App and web page records:
•••

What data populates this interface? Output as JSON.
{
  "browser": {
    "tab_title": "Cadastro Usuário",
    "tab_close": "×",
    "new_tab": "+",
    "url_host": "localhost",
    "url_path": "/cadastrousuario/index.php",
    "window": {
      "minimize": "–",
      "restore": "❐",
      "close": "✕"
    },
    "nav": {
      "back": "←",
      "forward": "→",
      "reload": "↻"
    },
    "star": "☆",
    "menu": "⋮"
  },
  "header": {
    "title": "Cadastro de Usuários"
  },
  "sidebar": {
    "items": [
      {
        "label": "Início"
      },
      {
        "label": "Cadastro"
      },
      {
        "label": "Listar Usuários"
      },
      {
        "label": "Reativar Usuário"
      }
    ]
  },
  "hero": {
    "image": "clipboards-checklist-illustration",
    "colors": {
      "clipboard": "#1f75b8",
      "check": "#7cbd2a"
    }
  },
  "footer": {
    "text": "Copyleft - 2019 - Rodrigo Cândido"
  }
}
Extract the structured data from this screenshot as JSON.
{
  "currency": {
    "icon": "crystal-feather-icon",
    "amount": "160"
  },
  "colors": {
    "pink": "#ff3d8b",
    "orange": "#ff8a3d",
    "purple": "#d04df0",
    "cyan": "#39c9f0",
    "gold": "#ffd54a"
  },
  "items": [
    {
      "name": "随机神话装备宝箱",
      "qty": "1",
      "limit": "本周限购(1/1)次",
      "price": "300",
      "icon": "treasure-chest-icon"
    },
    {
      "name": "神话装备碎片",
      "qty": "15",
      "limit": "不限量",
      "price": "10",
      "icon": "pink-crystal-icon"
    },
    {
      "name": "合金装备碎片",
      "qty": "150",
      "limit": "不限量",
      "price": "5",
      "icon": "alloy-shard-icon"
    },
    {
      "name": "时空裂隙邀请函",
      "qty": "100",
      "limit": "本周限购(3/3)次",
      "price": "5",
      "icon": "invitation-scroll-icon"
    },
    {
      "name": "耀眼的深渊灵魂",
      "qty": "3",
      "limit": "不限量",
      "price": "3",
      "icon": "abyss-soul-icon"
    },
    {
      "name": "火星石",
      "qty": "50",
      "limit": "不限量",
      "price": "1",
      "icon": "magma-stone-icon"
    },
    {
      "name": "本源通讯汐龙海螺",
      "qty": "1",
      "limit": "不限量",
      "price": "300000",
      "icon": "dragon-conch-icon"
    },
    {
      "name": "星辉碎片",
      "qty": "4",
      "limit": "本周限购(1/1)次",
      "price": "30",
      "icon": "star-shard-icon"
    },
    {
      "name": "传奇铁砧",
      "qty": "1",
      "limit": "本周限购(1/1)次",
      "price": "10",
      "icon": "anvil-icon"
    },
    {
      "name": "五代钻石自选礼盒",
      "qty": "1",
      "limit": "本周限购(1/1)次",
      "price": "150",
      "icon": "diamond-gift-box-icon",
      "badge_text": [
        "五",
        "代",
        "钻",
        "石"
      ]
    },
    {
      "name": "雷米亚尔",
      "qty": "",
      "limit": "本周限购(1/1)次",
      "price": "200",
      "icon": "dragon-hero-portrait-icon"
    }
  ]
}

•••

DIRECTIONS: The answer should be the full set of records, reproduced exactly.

WORKED SOLUTION:
What data populates this interface? Output as JSON.
{
  "browser": {
    "tab_title": "Cadastro Usuário",
    "tab_close": "×",
    "new_tab": "+",
    "url_host": "localhost",
    "url_path": "/cadastrousuario/index.php",
    "window": {
      "minimize": "–",
      "restore": "❐",
      "close": "✕"
    },
    "nav": {
      "back": "←",
      "forward": "→",
      "reload": "↻"
    },
    "star": "☆",
    "menu": "⋮"
  },
  "header": {
    "title": "Cadastro de Usuários"
  },
  "sidebar": {
    "items": [
      {
        "label": "Início"
      },
      {
        "label": "Cadastro"
      },
      {
        "label": "Listar Usuários"
      },
      {
        "label": "Reativar Usuário"
      }
    ]
  },
  "hero": {
    "image": "clipboards-checklist-illustration",
    "colors": {
      "clipboard": "#1f75b8",
      "check": "#7cbd2a"
    }
  },
  "footer": {
    "text": "Copyleft - 2019 - Rodrigo Cândido"
  }
}
Extract the structured data from this screenshot as JSON.
{
  "currency": {
    "icon": "crystal-feather-icon",
    "amount": "160"
  },
  "colors": {
    "pink": "#ff3d8b",
    "orange": "#ff8a3d",
    "purple": "#d04df0",
    "cyan": "#39c9f0",
    "gold": "#ffd54a"
  },
  "items": [
    {
      "name": "随机神话装备宝箱",
      "qty": "1",
      "limit": "本周限购(1/1)次",
      "price": "300",
      "icon": "treasure-chest-icon"
    },
    {
      "name": "神话装备碎片",
      "qty": "15",
      "limit": "不限量",
      "price": "10",
      "icon": "pink-crystal-icon"
    },
    {
      "name": "合金装备碎片",
      "qty": "150",
      "limit": "不限量",
      "price": "5",
      "icon": "alloy-shard-icon"
    },
    {
      "name": "时空裂隙邀请函",
      "qty": "100",
      "limit": "本周限购(3/3)次",
      "price": "5",
      "icon": "invitation-scroll-icon"
    },
    {
      "name": "耀眼的深渊灵魂",
      "qty": "3",
      "limit": "不限量",
      "price": "3",
      "icon": "abyss-soul-icon"
    },
    {
      "name": "火星石",
      "qty": "50",
      "limit": "不限量",
      "price": "1",
      "icon": "magma-stone-icon"
    },
    {
      "name": "本源通讯汐龙海螺",
      "qty": "1",
      "limit": "不限量",
      "price": "300000",
      "icon": "dragon-conch-icon"
    },
    {
      "name": "星辉碎片",
      "qty": "4",
      "limit": "本周限购(1/1)次",
      "price": "30",
      "icon": "star-shard-icon"
    },
    {
      "name": "传奇铁砧",
      "qty": "1",
      "limit": "本周限购(1/1)次",
      "price": "10",
      "icon": "anvil-icon"
    },
    {
      "name": "五代钻石自选礼盒",
      "qty": "1",
      "limit": "本周限购(1/1)次",
      "price": "150",
      "icon": "diamond-gift-box-icon",
      "badge_text": [
        "五",
        "代",
        "钻",
        "石"
      ]
    },
    {
      "name": "雷米亚尔",
      "qty": "",
      "limit": "本周限购(1/1)次",
      "price": "200",
      "icon": "dragon-hero-portrait-icon"
    }
  ]
}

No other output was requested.